Whisky and Wine: a not so unlikely combination | The Chronicle Herald

By January 30, 2019Beverage trends

Over the last couple decades, spirit and craft beer producers have embraced the virtues of unique barrel finishes. While the notion of whisky barrel aged wine sounds like a trend, even a gimmick, it’s not a totally new concept. Wineries, particularly New World producers, have long relied on American oak, even sometimes using previously used bourbon barrels. While in the past, the use of pre-used whisky barrels was a cost-conscious decision – French oak barrels, even used ones, can be prohibitively expensive – the new trend is less about saving dollars as it is about flavour contribution, and appealing to the spirits lovers.

Financial prudence aside, and beyond the obvious marketing advantages of aligning with the rising popularity of brown spirits — used whisky barrels can add a depth of flavour

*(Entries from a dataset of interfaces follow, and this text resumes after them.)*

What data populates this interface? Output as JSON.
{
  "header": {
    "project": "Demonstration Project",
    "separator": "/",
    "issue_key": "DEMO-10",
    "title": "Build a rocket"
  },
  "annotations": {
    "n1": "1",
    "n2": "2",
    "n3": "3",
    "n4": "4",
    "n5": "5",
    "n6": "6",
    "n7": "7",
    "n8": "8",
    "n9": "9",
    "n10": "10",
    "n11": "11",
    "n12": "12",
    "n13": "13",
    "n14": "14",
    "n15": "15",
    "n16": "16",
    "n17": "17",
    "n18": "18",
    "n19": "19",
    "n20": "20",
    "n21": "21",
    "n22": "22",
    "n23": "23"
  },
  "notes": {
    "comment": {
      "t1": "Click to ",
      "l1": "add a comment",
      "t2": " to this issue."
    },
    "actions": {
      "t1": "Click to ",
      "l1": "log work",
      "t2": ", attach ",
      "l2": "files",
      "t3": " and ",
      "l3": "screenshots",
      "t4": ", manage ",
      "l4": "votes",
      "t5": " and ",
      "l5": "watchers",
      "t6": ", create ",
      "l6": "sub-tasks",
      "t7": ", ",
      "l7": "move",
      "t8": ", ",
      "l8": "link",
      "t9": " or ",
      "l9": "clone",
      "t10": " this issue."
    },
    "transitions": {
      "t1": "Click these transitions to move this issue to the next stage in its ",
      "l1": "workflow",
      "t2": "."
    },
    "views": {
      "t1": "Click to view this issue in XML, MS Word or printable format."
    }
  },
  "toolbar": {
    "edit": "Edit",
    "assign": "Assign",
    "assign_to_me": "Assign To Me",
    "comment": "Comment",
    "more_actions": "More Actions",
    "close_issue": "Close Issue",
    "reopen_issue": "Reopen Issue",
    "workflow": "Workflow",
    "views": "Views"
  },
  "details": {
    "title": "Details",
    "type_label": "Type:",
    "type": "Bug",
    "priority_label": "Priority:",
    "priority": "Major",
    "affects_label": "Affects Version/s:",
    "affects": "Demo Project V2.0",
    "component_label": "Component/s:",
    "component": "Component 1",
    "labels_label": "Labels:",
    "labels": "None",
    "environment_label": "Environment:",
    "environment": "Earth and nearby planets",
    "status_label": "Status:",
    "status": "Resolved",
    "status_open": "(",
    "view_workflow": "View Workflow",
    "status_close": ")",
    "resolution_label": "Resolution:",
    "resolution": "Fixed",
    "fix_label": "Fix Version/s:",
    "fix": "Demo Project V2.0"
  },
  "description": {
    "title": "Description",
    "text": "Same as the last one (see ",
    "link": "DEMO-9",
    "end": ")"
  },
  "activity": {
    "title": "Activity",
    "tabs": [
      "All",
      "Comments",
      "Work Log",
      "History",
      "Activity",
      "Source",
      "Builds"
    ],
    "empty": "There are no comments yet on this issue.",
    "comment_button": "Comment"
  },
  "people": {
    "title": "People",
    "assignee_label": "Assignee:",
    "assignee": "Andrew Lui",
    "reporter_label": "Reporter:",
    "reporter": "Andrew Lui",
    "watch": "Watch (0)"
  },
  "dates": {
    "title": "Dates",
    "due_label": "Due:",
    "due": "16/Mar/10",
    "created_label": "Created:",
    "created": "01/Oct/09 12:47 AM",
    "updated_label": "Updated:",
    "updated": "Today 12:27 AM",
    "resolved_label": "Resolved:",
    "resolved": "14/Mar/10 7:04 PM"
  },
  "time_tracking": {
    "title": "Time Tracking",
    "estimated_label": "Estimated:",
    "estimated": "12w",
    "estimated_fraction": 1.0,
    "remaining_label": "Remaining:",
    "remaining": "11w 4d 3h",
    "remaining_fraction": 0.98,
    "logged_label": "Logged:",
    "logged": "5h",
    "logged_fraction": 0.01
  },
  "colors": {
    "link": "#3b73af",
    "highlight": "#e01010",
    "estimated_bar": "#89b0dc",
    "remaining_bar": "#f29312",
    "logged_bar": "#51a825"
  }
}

Ex-bourbon barrels, which by law are heavily toasted, should lend the most obvious impact to a wine. A heavily toasted American oak barrel contributes a sweet and smoky profile to the liquid it houses. That vanilla-like aroma and flavour associated with Bourbon and other whiskies is enhanced when a barrel has been charred. While much of the intense vanilla flavours are transferred to the first liquid (the whisky) housed in the barrel there can be a bit of flavour transference to a secondary liquid such as wine.

Whether or not you or I can tell any real difference between a wine aged in ex-whisky barrels or a standard American oak cask is up for debate. Some of the more obvious vanilla and smoky notes of these wines may also be derived from a period of maturation with oak chips or heavily toasted oak staves. Regardless, these new wines are serving a purpose of connecting a wine consumer to whisky and a whisky consumer to wine.

While the processes used by the winemaker to create the perceived vanilla and smoky notes found in many of these wines is a bit mysterious, the results are obvious. These wines offer forward flavours and are often made in approachable, not too dry, styles. If you like classic fruit and oak forward Australian Shiraz, jammy Zinfandel or oak-rich Chardonnay, these wines could be for you. As for the food pairings, these wines tend to pair well with foods that share a similar personality. Grilled meats and barbecue fare are obvious choices, or try with Tex Mex-style dishes such as chili, fajitas and tacos. Considering the fare many of us will be serving this weekend at Superbowl gatherings, this style might make a good wine choice for game day entertaining.

Source: Whisky and Wine: a not so unlikely combination | The Chronicle Herald